Page and application data records:
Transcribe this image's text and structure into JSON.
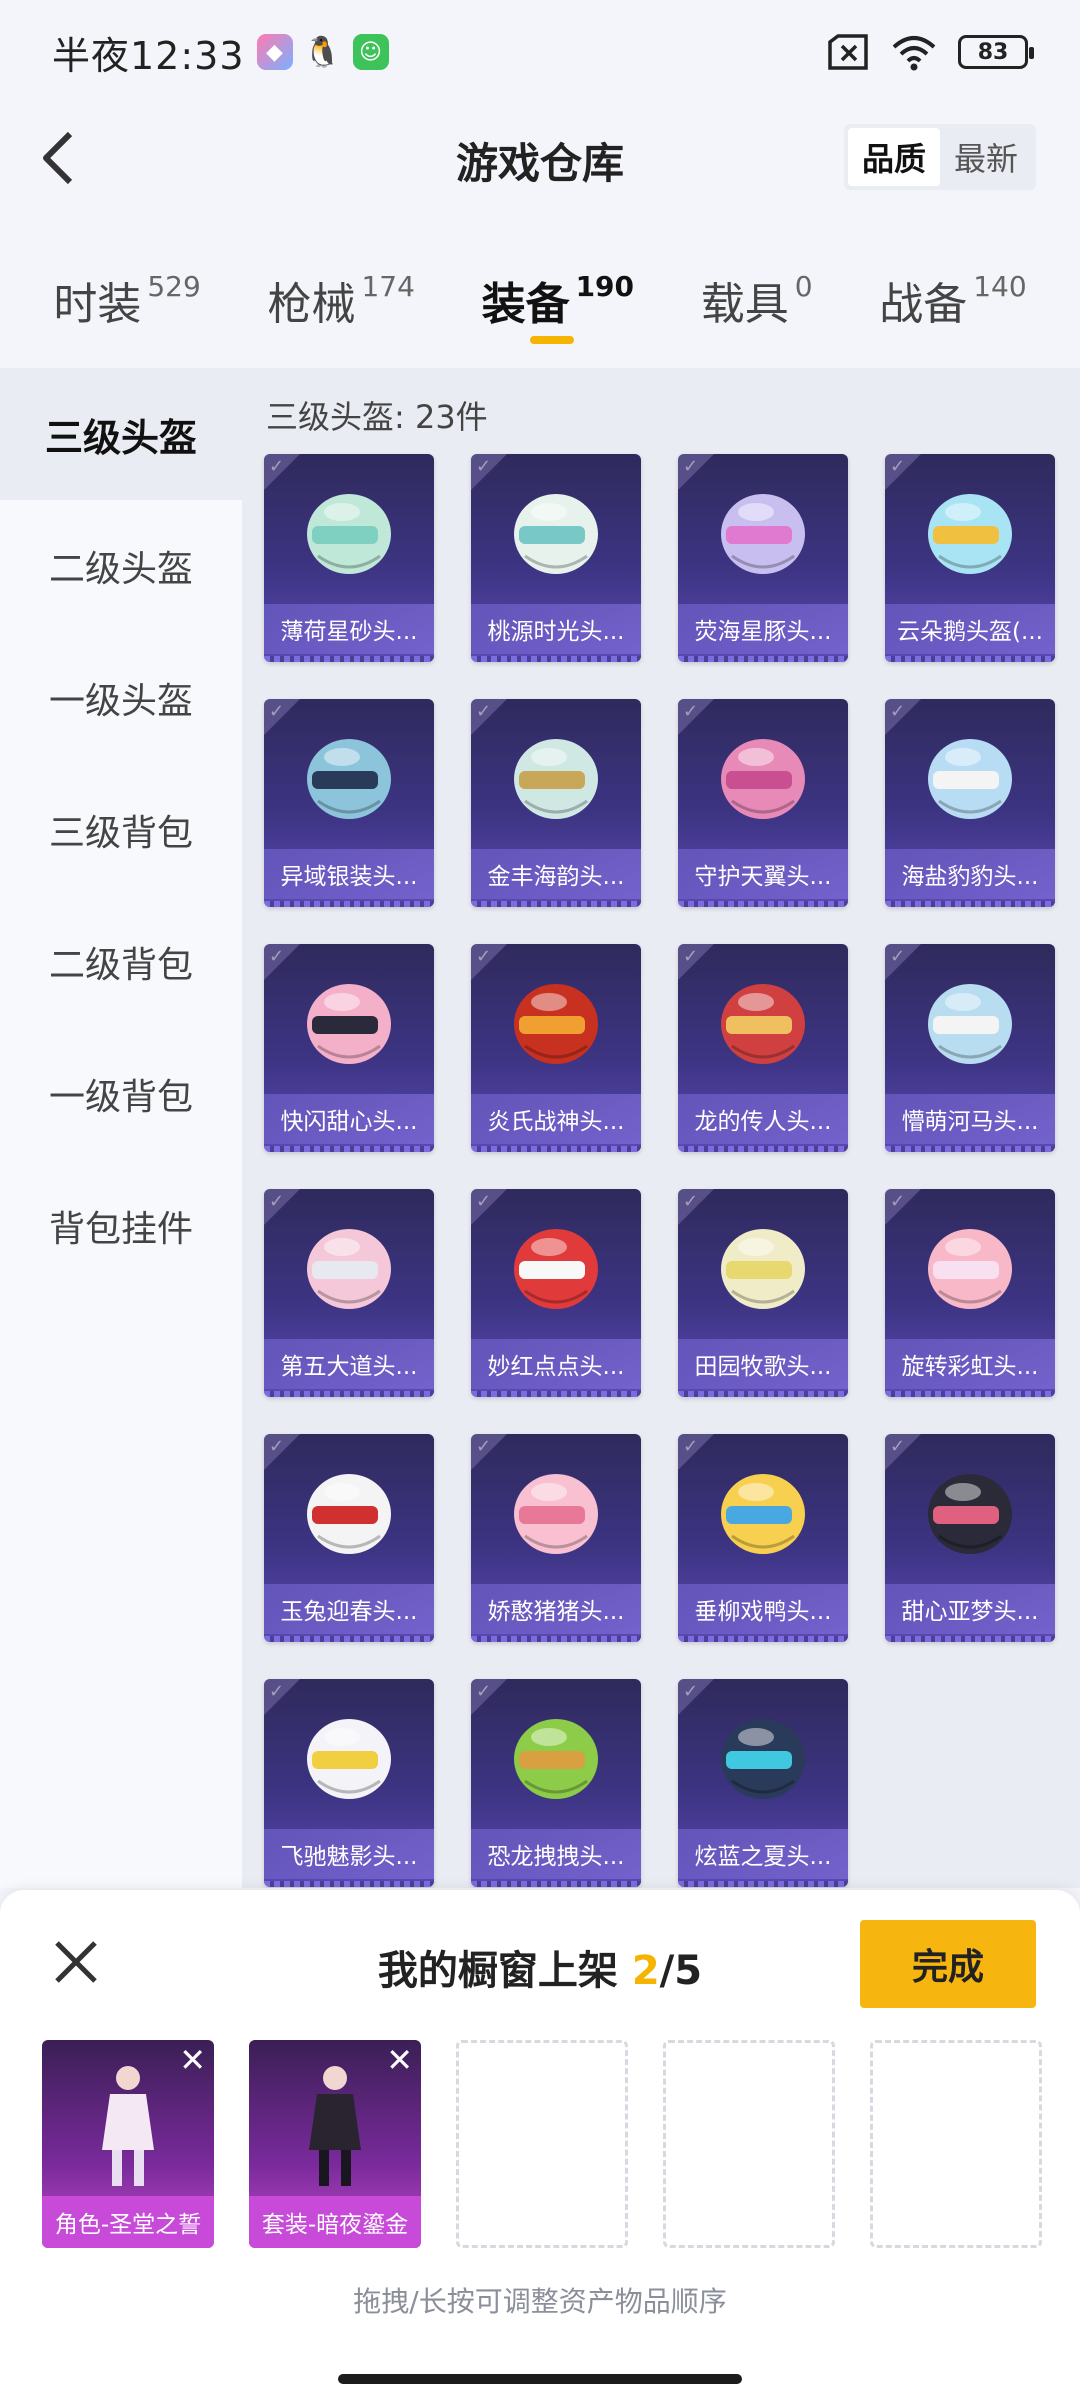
{
  "status": {
    "time": "半夜12:33",
    "battery": "83"
  },
  "header": {
    "title": "游戏仓库",
    "sort_options": [
      "品质",
      "最新"
    ],
    "sort_active": 0
  },
  "categories": [
    {
      "name": "时装",
      "count": "529"
    },
    {
      "name": "枪械",
      "count": "174"
    },
    {
      "name": "装备",
      "count": "190"
    },
    {
      "name": "载具",
      "count": "0"
    },
    {
      "name": "战备",
      "count": "140"
    }
  ],
  "categories_active": 2,
  "sidebar": {
    "items": [
      "三级头盔",
      "二级头盔",
      "一级头盔",
      "三级背包",
      "二级背包",
      "一级背包",
      "背包挂件"
    ],
    "active": 0
  },
  "grid": {
    "title": "三级头盔: 23件",
    "items": [
      {
        "label": "薄荷星砂头...",
        "color": "#bfe8d8",
        "accent": "#7fd0c0"
      },
      {
        "label": "桃源时光头...",
        "color": "#e8f2ec",
        "accent": "#78c8c8"
      },
      {
        "label": "荧海星豚头...",
        "color": "#c8bff0",
        "accent": "#e07ad0"
      },
      {
        "label": "云朵鹅头盔(...",
        "color": "#a8e4f4",
        "accent": "#f0c040"
      },
      {
        "label": "异域银装头...",
        "color": "#8cc4dc",
        "accent": "#2a3b5a"
      },
      {
        "label": "金丰海韵头...",
        "color": "#cfe8e4",
        "accent": "#c8a858"
      },
      {
        "label": "守护天翼头...",
        "color": "#e88ab8",
        "accent": "#c85090"
      },
      {
        "label": "海盐豹豹头...",
        "color": "#b8dcf4",
        "accent": "#f4f4f4"
      },
      {
        "label": "快闪甜心头...",
        "color": "#f4b0c8",
        "accent": "#2a2a3a"
      },
      {
        "label": "炎氏战神头...",
        "color": "#c83020",
        "accent": "#f0a030"
      },
      {
        "label": "龙的传人头...",
        "color": "#d04040",
        "accent": "#f0c060"
      },
      {
        "label": "懵萌河马头...",
        "color": "#b8dcf0",
        "accent": "#f4f4f4"
      },
      {
        "label": "第五大道头...",
        "color": "#f4c8d8",
        "accent": "#e8e8f0"
      },
      {
        "label": "妙红点点头...",
        "color": "#e03a3a",
        "accent": "#f8f8f8"
      },
      {
        "label": "田园牧歌头...",
        "color": "#f0ecc8",
        "accent": "#e8d870"
      },
      {
        "label": "旋转彩虹头...",
        "color": "#f8b8c8",
        "accent": "#f8e0f0"
      },
      {
        "label": "玉兔迎春头...",
        "color": "#f4f4f4",
        "accent": "#d03030"
      },
      {
        "label": "娇憨猪猪头...",
        "color": "#f8c0d0",
        "accent": "#e87898"
      },
      {
        "label": "垂柳戏鸭头...",
        "color": "#f8d050",
        "accent": "#4aa8e0"
      },
      {
        "label": "甜心亚梦头...",
        "color": "#2a2a38",
        "accent": "#e06080"
      },
      {
        "label": "飞驰魅影头...",
        "color": "#f4f4f8",
        "accent": "#f0d040"
      },
      {
        "label": "恐龙拽拽头...",
        "color": "#8ccc48",
        "accent": "#d8a040"
      },
      {
        "label": "炫蓝之夏头...",
        "color": "#2a3a5a",
        "accent": "#40c8e0"
      }
    ]
  },
  "sheet": {
    "title_prefix": "我的橱窗上架 ",
    "current": "2",
    "total": "/5",
    "done_label": "完成",
    "slots": [
      {
        "label": "角色-圣堂之誓",
        "filled": true
      },
      {
        "label": "套装-暗夜鎏金",
        "filled": true
      },
      {
        "label": "",
        "filled": false
      },
      {
        "label": "",
        "filled": false
      },
      {
        "label": "",
        "filled": false
      }
    ],
    "hint": "拖拽/长按可调整资产物品顺序"
  }
}
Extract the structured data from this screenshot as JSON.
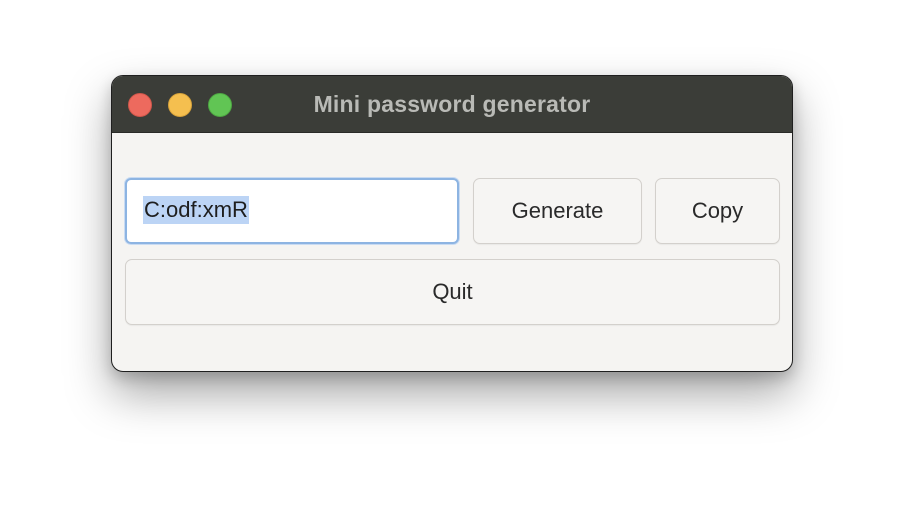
{
  "window": {
    "title": "Mini password generator",
    "controls": {
      "close": "close-button",
      "minimize": "minimize-button",
      "maximize": "maximize-button"
    }
  },
  "password_field": {
    "value": "C:odf:xmR",
    "selected": true
  },
  "buttons": {
    "generate_label": "Generate",
    "copy_label": "Copy",
    "quit_label": "Quit"
  },
  "colors": {
    "titlebar": "#3b3d38",
    "window_bg": "#f5f4f2",
    "focus_ring": "#8db4e2",
    "selection": "#bcd4f5",
    "close": "#ed6a5e",
    "minimize": "#f5bf4f",
    "maximize": "#61c554"
  }
}
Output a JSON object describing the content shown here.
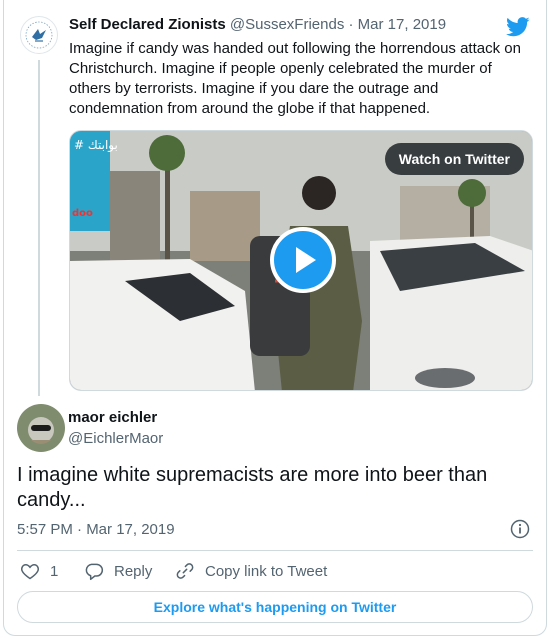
{
  "parent_tweet": {
    "author_name": "Self Declared Zionists",
    "handle": "@SussexFriends",
    "separator": "·",
    "date": "Mar 17, 2019",
    "text": "Imagine if candy was handed out following the horrendous attack on Christchurch. Imagine if people openly celebrated the murder of others by terrorists. Imagine if you dare the outrage and condemnation from around the globe if that happened.",
    "media": {
      "watch_label": "Watch on Twitter",
      "sign_text": "# بوابتك",
      "sign_text2": "doo"
    }
  },
  "reply_tweet": {
    "author_name": "maor eichler",
    "handle": "@EichlerMaor",
    "text": "I imagine white supremacists are more into beer than candy...",
    "timestamp": "5:57 PM · Mar 17, 2019"
  },
  "actions": {
    "like_count": "1",
    "reply_label": "Reply",
    "copy_label": "Copy link to Tweet"
  },
  "explore_label": "Explore what's happening on Twitter",
  "colors": {
    "accent": "#1d9bf0",
    "text_primary": "#0f1419",
    "text_secondary": "#536471",
    "border": "#cfd9de"
  },
  "icons": [
    "twitter-bird-icon",
    "play-icon",
    "info-icon",
    "heart-icon",
    "reply-bubble-icon",
    "link-icon"
  ]
}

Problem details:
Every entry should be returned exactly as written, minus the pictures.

Answer to the exercise:
Transcribe this image's text and structure into JSON.
{
  "status": {
    "time": "半夜12:33",
    "battery": "83"
  },
  "header": {
    "title": "游戏仓库",
    "sort_options": [
      "品质",
      "最新"
    ],
    "sort_active": 0
  },
  "categories": [
    {
      "name": "时装",
      "count": "529"
    },
    {
      "name": "枪械",
      "count": "174"
    },
    {
      "name": "装备",
      "count": "190"
    },
    {
      "name": "载具",
      "count": "0"
    },
    {
      "name": "战备",
      "count": "140"
    }
  ],
  "categories_active": 2,
  "sidebar": {
    "items": [
      "三级头盔",
      "二级头盔",
      "一级头盔",
      "三级背包",
      "二级背包",
      "一级背包",
      "背包挂件"
    ],
    "active": 0
  },
  "grid": {
    "title": "三级头盔: 23件",
    "items": [
      {
        "label": "薄荷星砂头...",
        "color": "#bfe8d8",
        "accent": "#7fd0c0"
      },
      {
        "label": "桃源时光头...",
        "color": "#e8f2ec",
        "accent": "#78c8c8"
      },
      {
        "label": "荧海星豚头...",
        "color": "#c8bff0",
        "accent": "#e07ad0"
      },
      {
        "label": "云朵鹅头盔(...",
        "color": "#a8e4f4",
        "accent": "#f0c040"
      },
      {
        "label": "异域银装头...",
        "color": "#8cc4dc",
        "accent": "#2a3b5a"
      },
      {
        "label": "金丰海韵头...",
        "color": "#cfe8e4",
        "accent": "#c8a858"
      },
      {
        "label": "守护天翼头...",
        "color": "#e88ab8",
        "accent": "#c85090"
      },
      {
        "label": "海盐豹豹头...",
        "color": "#b8dcf4",
        "accent": "#f4f4f4"
      },
      {
        "label": "快闪甜心头...",
        "color": "#f4b0c8",
        "accent": "#2a2a3a"
      },
      {
        "label": "炎氏战神头...",
        "color": "#c83020",
        "accent": "#f0a030"
      },
      {
        "label": "龙的传人头...",
        "color": "#d04040",
        "accent": "#f0c060"
      },
      {
        "label": "懵萌河马头...",
        "color": "#b8dcf0",
        "accent": "#f4f4f4"
      },
      {
        "label": "第五大道头...",
        "color": "#f4c8d8",
        "accent": "#e8e8f0"
      },
      {
        "label": "妙红点点头...",
        "color": "#e03a3a",
        "accent": "#f8f8f8"
      },
      {
        "label": "田园牧歌头...",
        "color": "#f0ecc8",
        "accent": "#e8d870"
      },
      {
        "label": "旋转彩虹头...",
        "color": "#f8b8c8",
        "accent": "#f8e0f0"
      },
      {
        "label": "玉兔迎春头...",
        "color": "#f4f4f4",
        "accent": "#d03030"
      },
      {
        "label": "娇憨猪猪头...",
        "color": "#f8c0d0",
        "accent": "#e87898"
      },
      {
        "label": "垂柳戏鸭头...",
        "color": "#f8d050",
        "accent": "#4aa8e0"
      },
      {
        "label": "甜心亚梦头...",
        "color": "#2a2a38",
        "accent": "#e06080"
      },
      {
        "label": "飞驰魅影头...",
        "color": "#f4f4f8",
        "accent": "#f0d040"
      },
      {
        "label": "恐龙拽拽头...",
        "color": "#8ccc48",
        "accent": "#d8a040"
      },
      {
        "label": "炫蓝之夏头...",
        "color": "#2a3a5a",
        "accent": "#40c8e0"
      }
    ]
  },
  "sheet": {
    "title_prefix": "我的橱窗上架 ",
    "current": "2",
    "total": "/5",
    "done_label": "完成",
    "slots": [
      {
        "label": "角色-圣堂之誓",
        "filled": true
      },
      {
        "label": "套装-暗夜鎏金",
        "filled": true
      },
      {
        "label": "",
        "filled": false
      },
      {
        "label": "",
        "filled": false
      },
      {
        "label": "",
        "filled": false
      }
    ],
    "hint": "拖拽/长按可调整资产物品顺序"
  }
}
Extract the structured data from this screenshot as JSON.
{
  "window": {
    "title": "Mini password generator",
    "controls": {
      "close": "close-button",
      "minimize": "minimize-button",
      "maximize": "maximize-button"
    }
  },
  "password_field": {
    "value": "C:odf:xmR",
    "selected": true
  },
  "buttons": {
    "generate_label": "Generate",
    "copy_label": "Copy",
    "quit_label": "Quit"
  },
  "colors": {
    "titlebar": "#3b3d38",
    "window_bg": "#f5f4f2",
    "focus_ring": "#8db4e2",
    "selection": "#bcd4f5",
    "close": "#ed6a5e",
    "minimize": "#f5bf4f",
    "maximize": "#61c554"
  }
}
Output a JSON object describing the content shown here.
{
  "parent_tweet": {
    "author_name": "Self Declared Zionists",
    "handle": "@SussexFriends",
    "separator": "·",
    "date": "Mar 17, 2019",
    "text": "Imagine if candy was handed out following the horrendous attack on Christchurch. Imagine if people openly celebrated the murder of others by terrorists. Imagine if you dare the outrage and condemnation from around the globe if that happened.",
    "media": {
      "watch_label": "Watch on Twitter",
      "sign_text": "# بوابتك",
      "sign_text2": "doo"
    }
  },
  "reply_tweet": {
    "author_name": "maor eichler",
    "handle": "@EichlerMaor",
    "text": "I imagine white supremacists are more into beer than candy...",
    "timestamp": "5:57 PM · Mar 17, 2019"
  },
  "actions": {
    "like_count": "1",
    "reply_label": "Reply",
    "copy_label": "Copy link to Tweet"
  },
  "explore_label": "Explore what's happening on Twitter",
  "colors": {
    "accent": "#1d9bf0",
    "text_primary": "#0f1419",
    "text_secondary": "#536471",
    "border": "#cfd9de"
  },
  "icons": [
    "twitter-bird-icon",
    "play-icon",
    "info-icon",
    "heart-icon",
    "reply-bubble-icon",
    "link-icon"
  ]
}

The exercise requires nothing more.